“Our message being one of inclusion and celebrating how unique we are, we felt that Lady Gaga’s Born This Way Foundation was the perfect cause to donate to. Gaga encapsulates all that we stand for — being proud of the person you were born, and recognizing the beauty in others and ourselves,” Orlando said.

“Aside from being a teacher, I remember the prevalence of bullying when I was in school. It was bad enough then, but it is even worse now. Being able to teach health this year, I have dedicated an entire unit to bullying, and am proud to say that many students have come to me with issues to get ironed out before they get too big and too out-of-control. Working in a middle school for seven years, I’ve pretty much seen everything, and I have to say that social media has served as a big platform for this.”

Casaccio agrees that social media bullying has become an issue that needs to be addressed.

“Kids know how to keep bullying away from the eyes of the teachers and parents, which makes it harder to stop,” Casaccio said. “We have to get to the root of the problem and show them the importance of opening up to different types of people. If we can educate our youth about inclusion and truly open up their minds to people with varying interests and personalities, bullying will begin to decrease.”

Three weeks in, and things have been going smoothly, Orlando said. They’ve had sales from California, Illinois, Michigan, New York, Ohio, Oregon and Texas.

“It is still a bit surreal for us, I think, to actually see the website and talk about Chummies. When we received the first set of wristbands, we were almost in tears,” Orlando said.

“We had dabbled with a few investors for the company, but in the end, we felt our best deal was to fund it ourselves. Kelly and I especially love to have a hands-on approach with everything. We’ve made our website very interactive for the users — right now, we ask that people upload pictures, videos and songs to feature on our site. We also ask for suggestions on new pairs to create.”

Topping the suggestion list right now are chocolate and vanilla, flip-flops and sunglasses, iPods and headphones, and sports teams and logos.

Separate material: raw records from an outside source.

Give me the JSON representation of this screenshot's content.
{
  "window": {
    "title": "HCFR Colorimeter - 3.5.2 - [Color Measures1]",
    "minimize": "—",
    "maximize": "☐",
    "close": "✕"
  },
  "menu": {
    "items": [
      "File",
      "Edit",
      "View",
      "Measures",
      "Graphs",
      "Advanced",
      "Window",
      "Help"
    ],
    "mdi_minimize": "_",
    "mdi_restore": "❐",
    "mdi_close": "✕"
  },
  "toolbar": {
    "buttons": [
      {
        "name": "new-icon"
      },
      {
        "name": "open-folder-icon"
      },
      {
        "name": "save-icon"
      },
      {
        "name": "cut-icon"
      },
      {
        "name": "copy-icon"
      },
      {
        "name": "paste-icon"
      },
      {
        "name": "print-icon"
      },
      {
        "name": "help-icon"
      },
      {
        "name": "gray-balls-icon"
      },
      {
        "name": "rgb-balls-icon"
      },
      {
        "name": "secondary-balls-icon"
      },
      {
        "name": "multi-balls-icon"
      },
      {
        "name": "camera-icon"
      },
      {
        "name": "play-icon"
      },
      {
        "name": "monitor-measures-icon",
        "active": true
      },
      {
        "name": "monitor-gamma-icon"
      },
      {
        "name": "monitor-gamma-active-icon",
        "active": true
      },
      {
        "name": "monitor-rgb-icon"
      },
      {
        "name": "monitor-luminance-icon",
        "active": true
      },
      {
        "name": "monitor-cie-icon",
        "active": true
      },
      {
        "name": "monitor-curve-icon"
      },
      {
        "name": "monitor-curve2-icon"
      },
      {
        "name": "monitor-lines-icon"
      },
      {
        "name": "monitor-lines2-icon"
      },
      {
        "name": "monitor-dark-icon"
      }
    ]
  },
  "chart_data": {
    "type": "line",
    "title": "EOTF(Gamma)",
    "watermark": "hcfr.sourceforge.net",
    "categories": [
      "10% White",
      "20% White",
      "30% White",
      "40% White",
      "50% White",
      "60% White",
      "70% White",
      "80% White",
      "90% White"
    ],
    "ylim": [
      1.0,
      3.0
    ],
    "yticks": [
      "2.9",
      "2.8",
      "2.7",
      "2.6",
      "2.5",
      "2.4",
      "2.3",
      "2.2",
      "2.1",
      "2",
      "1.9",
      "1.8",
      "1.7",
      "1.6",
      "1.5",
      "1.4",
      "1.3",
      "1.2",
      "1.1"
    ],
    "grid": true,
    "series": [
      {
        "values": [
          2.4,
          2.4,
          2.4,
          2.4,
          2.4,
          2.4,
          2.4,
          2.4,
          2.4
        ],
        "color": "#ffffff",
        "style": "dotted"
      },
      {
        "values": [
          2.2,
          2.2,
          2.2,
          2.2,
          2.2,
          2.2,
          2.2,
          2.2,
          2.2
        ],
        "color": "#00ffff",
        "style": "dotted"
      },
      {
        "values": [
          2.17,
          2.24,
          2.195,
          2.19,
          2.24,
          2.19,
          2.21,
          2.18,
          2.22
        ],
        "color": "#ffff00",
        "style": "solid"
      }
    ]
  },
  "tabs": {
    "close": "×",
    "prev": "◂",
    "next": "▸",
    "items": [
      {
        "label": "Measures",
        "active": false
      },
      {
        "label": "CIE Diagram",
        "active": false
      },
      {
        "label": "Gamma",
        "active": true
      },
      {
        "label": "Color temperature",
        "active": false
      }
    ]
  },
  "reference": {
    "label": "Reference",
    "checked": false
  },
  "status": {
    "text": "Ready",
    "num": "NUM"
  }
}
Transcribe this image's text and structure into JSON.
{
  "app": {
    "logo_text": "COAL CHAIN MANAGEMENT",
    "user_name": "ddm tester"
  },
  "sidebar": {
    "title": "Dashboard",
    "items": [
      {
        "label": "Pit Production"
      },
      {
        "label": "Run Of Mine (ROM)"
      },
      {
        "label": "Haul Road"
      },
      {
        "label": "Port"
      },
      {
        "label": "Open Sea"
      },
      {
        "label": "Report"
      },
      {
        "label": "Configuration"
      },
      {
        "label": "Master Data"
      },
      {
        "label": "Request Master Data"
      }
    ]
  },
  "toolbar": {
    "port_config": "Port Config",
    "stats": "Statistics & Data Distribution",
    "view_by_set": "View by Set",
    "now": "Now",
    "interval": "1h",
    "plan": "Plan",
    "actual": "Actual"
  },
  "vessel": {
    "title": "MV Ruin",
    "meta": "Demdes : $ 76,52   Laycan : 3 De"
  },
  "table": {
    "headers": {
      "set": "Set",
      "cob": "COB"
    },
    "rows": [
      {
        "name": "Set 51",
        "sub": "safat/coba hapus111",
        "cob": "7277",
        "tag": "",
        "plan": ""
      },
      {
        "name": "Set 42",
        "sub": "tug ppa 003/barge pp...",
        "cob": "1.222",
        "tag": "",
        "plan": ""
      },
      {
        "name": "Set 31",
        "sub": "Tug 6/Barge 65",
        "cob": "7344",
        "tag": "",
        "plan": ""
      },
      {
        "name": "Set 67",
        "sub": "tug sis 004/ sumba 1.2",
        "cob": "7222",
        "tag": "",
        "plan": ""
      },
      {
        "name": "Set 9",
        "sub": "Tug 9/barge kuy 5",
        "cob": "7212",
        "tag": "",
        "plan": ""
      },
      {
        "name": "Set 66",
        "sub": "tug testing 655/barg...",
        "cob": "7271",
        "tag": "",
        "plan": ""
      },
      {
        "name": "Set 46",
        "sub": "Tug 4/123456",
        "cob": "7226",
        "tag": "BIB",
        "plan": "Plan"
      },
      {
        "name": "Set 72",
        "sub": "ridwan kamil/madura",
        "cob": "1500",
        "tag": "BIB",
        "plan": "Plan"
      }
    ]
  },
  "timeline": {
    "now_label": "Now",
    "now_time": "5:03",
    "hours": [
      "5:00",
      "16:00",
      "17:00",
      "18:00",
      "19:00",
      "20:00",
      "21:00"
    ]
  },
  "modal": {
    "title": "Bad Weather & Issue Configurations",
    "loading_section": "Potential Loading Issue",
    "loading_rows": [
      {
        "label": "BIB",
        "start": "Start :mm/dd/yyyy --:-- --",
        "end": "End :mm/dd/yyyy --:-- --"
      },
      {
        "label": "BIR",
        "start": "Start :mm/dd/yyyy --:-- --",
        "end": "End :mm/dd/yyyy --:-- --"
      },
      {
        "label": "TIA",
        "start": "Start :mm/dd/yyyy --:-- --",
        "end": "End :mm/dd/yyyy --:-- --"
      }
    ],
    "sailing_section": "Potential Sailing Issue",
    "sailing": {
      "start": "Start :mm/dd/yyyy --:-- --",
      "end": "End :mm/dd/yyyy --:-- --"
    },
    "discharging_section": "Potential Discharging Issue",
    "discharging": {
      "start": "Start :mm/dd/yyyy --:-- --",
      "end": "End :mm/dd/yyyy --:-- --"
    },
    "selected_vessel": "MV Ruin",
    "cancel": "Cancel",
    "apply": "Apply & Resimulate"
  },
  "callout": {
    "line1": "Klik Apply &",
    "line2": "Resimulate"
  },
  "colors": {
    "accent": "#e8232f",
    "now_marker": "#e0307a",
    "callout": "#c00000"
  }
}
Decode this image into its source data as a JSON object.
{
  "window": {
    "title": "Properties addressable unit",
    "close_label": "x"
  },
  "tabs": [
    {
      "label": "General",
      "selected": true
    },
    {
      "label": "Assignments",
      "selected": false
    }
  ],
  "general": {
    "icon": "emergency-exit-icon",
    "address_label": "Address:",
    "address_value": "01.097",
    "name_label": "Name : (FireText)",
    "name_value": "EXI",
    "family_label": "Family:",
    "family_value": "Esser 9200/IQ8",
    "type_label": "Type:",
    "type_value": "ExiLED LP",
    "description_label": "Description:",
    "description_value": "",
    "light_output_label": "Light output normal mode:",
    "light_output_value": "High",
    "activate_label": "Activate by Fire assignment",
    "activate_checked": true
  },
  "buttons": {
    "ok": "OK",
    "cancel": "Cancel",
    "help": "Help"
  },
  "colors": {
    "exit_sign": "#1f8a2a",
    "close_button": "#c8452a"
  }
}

“We are just so grateful that we have had the opportunity to see our vision become a reality. We only hope that, one day, we can see our message of inclusion become that same reality,” Orlando said. “My motivation is the kids, and the idea that I can make a difference in a child’s life. In business, and in teaching, it is the innocence, the energy, the smiles and the incredible things that they teach me daily that have driven me.  With Chummies, I want them to see each other the way I see them — as beautiful, unique individuals who can do anything that they believe in.”

For more information on Chummies, visit www.mychummies.com.

You can reach C & G Staff Writer Elizabeth Scussel at escussel@candgnews.com or at (586)498-1037.